=== MATERIAL FOR THE TASK ===
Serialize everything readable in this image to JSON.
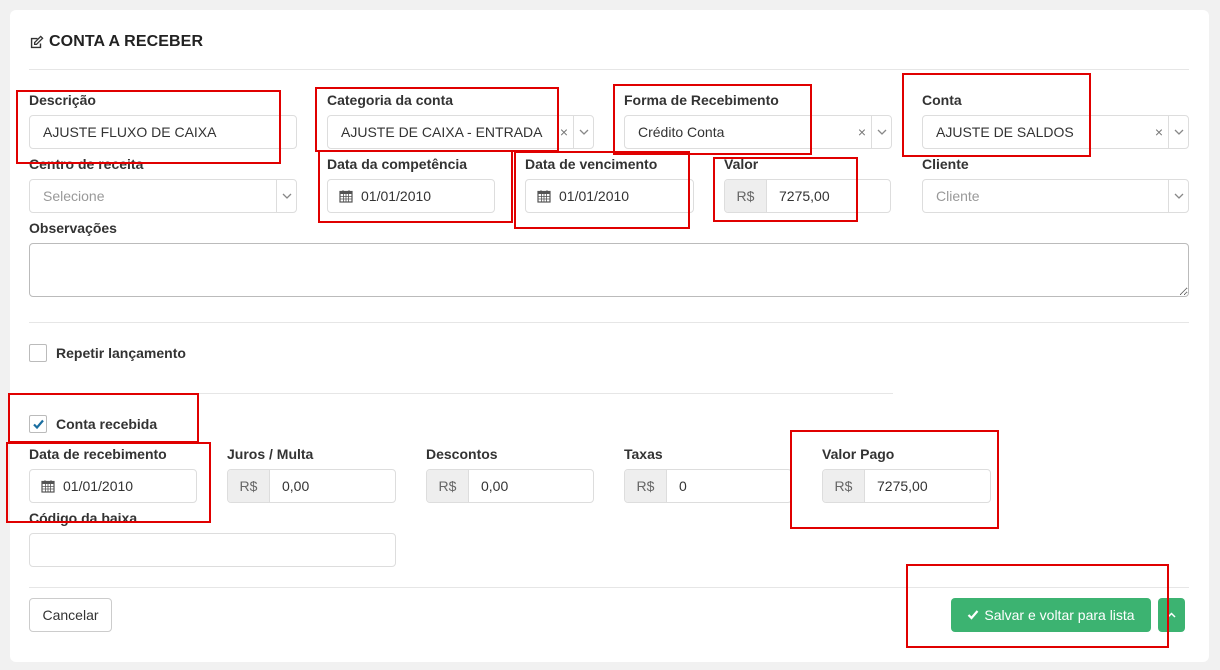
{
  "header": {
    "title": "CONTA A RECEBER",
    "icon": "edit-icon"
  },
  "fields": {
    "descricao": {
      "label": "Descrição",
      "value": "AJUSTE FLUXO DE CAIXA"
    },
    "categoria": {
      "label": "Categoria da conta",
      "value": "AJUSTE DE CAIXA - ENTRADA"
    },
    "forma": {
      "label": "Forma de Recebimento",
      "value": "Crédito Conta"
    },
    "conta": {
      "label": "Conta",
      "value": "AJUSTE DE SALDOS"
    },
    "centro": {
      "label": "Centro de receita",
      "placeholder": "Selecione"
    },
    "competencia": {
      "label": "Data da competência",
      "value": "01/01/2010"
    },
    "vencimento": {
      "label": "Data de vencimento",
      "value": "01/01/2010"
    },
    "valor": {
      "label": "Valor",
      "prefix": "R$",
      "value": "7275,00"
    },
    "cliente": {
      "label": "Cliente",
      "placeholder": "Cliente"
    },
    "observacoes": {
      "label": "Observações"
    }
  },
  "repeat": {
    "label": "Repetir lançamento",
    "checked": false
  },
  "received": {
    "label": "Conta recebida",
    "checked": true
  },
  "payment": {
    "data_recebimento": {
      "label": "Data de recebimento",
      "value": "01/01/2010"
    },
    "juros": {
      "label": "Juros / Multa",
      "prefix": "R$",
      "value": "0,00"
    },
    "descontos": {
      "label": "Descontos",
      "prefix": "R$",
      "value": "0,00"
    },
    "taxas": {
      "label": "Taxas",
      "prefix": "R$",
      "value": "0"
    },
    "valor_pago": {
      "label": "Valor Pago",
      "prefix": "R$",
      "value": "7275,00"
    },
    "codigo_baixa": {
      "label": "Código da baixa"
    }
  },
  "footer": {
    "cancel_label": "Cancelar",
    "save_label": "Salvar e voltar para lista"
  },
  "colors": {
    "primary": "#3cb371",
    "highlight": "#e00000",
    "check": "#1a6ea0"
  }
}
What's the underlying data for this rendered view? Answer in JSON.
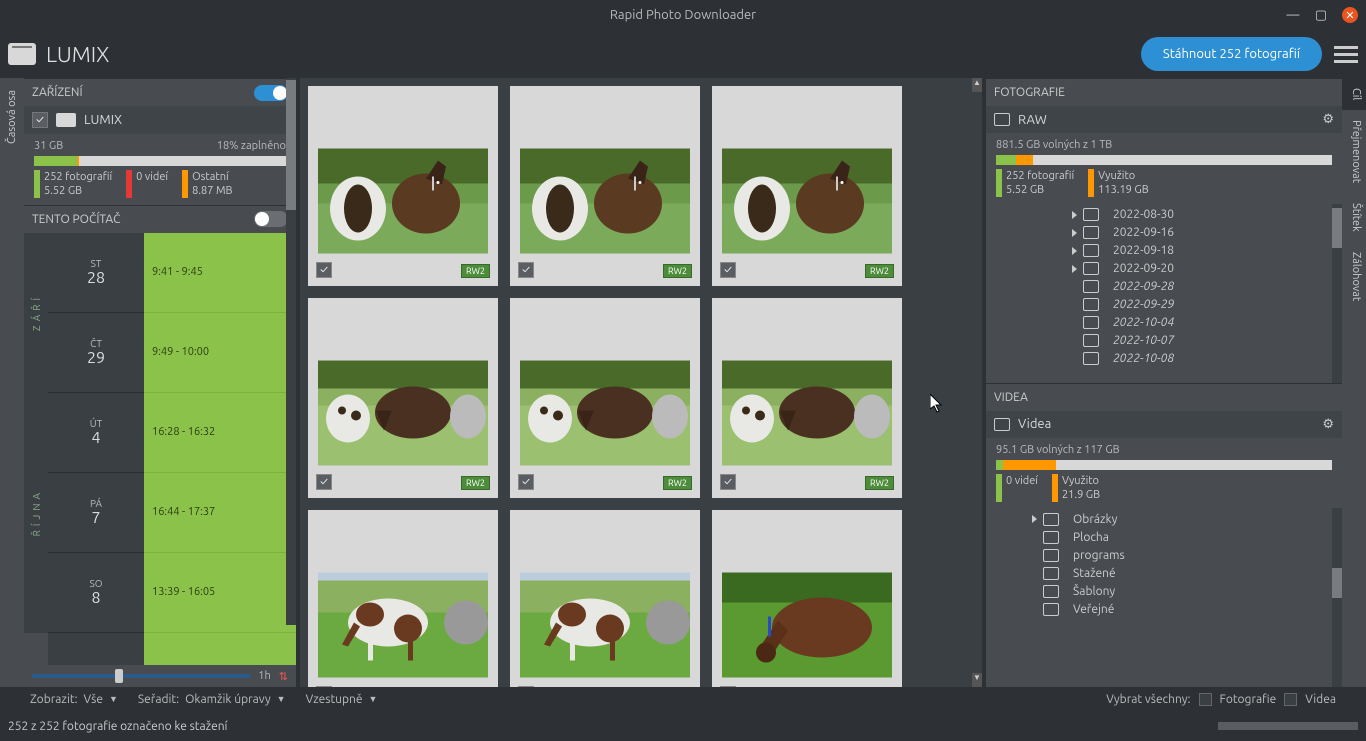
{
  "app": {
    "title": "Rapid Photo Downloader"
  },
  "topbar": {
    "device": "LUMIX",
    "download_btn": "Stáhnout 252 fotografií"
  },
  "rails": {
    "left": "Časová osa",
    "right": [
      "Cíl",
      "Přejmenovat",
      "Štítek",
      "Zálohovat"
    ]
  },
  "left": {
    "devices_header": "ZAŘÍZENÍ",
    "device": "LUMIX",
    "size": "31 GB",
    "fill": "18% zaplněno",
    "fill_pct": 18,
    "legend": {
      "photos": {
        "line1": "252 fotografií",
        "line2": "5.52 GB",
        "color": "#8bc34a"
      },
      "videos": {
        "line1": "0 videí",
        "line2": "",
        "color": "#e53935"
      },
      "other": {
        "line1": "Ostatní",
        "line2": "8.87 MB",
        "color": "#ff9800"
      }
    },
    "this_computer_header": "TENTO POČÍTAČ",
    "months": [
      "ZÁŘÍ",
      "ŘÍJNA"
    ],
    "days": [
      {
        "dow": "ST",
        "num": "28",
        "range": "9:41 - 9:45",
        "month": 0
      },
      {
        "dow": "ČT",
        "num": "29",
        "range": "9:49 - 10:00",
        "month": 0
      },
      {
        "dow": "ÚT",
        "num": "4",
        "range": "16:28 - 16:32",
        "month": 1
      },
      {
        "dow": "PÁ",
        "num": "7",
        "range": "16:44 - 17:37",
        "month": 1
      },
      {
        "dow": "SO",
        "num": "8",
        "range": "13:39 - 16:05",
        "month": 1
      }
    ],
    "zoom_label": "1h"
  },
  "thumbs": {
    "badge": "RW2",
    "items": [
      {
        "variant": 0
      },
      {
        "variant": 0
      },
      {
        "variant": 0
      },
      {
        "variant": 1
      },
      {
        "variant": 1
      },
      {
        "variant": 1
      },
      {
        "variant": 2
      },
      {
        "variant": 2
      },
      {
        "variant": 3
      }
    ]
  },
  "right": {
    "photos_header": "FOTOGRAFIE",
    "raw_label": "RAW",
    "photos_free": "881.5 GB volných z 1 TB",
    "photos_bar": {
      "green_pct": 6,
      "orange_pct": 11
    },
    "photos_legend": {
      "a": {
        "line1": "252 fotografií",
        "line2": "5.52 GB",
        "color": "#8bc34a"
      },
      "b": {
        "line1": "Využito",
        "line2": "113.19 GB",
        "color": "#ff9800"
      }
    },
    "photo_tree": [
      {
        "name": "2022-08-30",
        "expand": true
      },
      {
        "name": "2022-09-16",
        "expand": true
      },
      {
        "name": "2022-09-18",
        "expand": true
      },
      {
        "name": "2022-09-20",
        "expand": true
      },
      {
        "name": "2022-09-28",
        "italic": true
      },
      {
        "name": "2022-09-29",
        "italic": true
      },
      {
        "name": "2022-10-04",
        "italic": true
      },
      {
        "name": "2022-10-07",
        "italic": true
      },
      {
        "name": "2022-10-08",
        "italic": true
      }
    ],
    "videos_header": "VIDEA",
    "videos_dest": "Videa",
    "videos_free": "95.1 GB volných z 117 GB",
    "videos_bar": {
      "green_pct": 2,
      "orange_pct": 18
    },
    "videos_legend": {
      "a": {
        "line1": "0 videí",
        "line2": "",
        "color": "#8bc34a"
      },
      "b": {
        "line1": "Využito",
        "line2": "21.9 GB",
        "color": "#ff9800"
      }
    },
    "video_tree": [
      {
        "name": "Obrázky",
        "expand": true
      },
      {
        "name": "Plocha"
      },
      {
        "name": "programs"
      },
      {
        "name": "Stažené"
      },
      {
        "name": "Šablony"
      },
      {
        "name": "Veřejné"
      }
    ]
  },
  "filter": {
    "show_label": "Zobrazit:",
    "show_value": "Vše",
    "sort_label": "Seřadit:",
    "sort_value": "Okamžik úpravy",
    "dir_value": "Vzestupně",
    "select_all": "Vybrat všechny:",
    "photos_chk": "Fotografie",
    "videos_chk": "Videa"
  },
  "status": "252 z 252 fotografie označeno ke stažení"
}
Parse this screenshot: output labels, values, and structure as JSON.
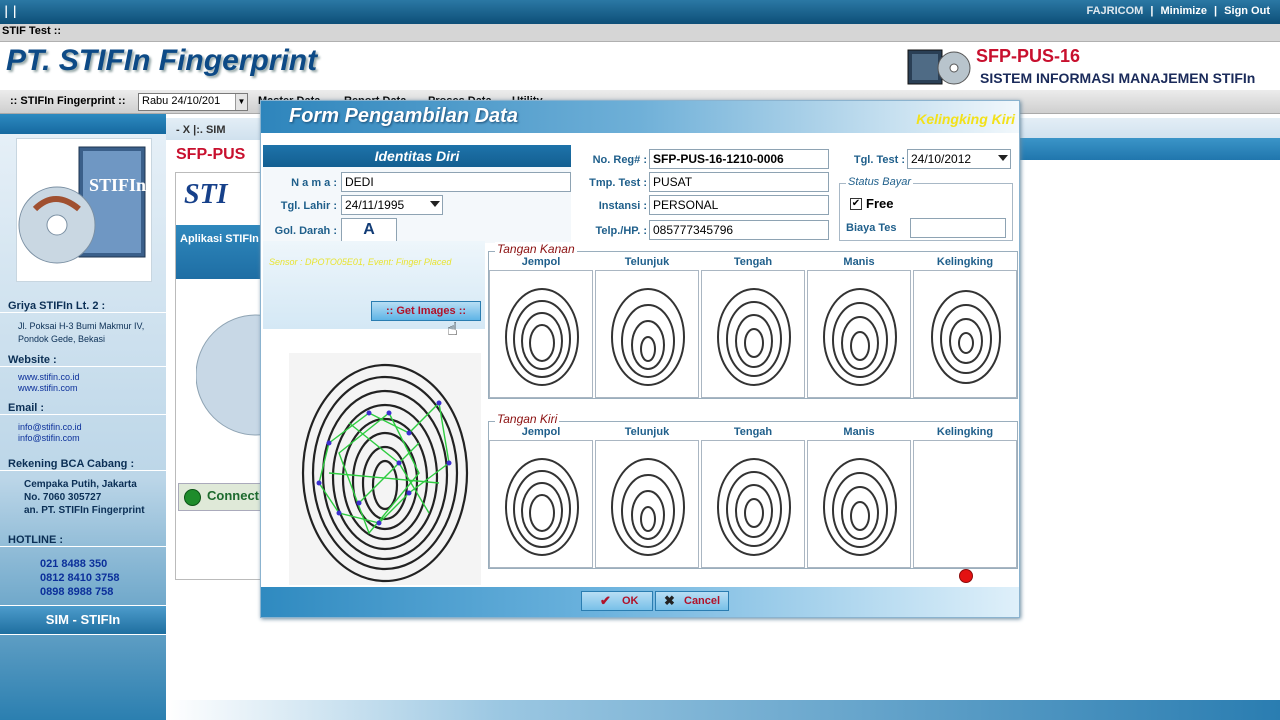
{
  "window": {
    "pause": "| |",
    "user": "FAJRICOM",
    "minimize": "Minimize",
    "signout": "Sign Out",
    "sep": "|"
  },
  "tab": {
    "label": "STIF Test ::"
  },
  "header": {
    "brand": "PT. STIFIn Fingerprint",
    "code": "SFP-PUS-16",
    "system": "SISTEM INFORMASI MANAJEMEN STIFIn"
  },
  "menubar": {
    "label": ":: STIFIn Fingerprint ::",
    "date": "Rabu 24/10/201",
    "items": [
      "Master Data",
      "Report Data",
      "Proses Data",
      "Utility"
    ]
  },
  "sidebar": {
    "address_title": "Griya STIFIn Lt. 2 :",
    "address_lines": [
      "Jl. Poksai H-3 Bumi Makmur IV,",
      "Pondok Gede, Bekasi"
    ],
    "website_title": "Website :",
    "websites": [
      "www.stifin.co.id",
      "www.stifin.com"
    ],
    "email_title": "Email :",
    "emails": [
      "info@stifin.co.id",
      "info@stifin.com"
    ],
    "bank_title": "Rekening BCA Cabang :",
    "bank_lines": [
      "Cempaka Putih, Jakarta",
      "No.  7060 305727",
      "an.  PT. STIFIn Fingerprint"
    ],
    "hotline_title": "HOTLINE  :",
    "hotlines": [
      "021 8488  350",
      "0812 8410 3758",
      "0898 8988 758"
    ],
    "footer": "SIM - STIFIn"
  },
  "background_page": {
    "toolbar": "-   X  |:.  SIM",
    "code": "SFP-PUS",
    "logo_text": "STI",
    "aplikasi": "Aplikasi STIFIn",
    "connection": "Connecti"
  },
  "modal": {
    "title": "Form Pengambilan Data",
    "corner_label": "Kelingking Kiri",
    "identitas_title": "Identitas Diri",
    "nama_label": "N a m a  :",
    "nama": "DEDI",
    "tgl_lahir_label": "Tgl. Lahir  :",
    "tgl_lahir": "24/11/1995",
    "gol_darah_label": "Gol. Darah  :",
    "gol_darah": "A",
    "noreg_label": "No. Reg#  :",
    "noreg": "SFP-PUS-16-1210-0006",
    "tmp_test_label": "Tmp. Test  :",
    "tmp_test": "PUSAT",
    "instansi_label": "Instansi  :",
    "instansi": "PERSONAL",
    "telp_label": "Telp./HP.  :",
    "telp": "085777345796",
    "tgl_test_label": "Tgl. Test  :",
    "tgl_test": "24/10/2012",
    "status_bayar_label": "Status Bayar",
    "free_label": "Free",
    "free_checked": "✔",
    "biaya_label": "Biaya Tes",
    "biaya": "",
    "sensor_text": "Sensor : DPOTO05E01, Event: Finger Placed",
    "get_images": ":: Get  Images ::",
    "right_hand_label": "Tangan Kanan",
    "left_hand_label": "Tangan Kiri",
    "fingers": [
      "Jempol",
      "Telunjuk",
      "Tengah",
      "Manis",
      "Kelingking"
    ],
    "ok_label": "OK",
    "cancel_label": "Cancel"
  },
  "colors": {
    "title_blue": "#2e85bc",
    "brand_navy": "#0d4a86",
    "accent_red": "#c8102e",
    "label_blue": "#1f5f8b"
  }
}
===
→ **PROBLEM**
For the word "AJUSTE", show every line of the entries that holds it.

→ **REPLY TO THE EXERCISE**
      "value": "AJUSTE FLUXO DE CAIXA"
      "value": "AJUSTE DE CAIXA - ENTRADA"
      "value": "AJUSTE DE SALDOS"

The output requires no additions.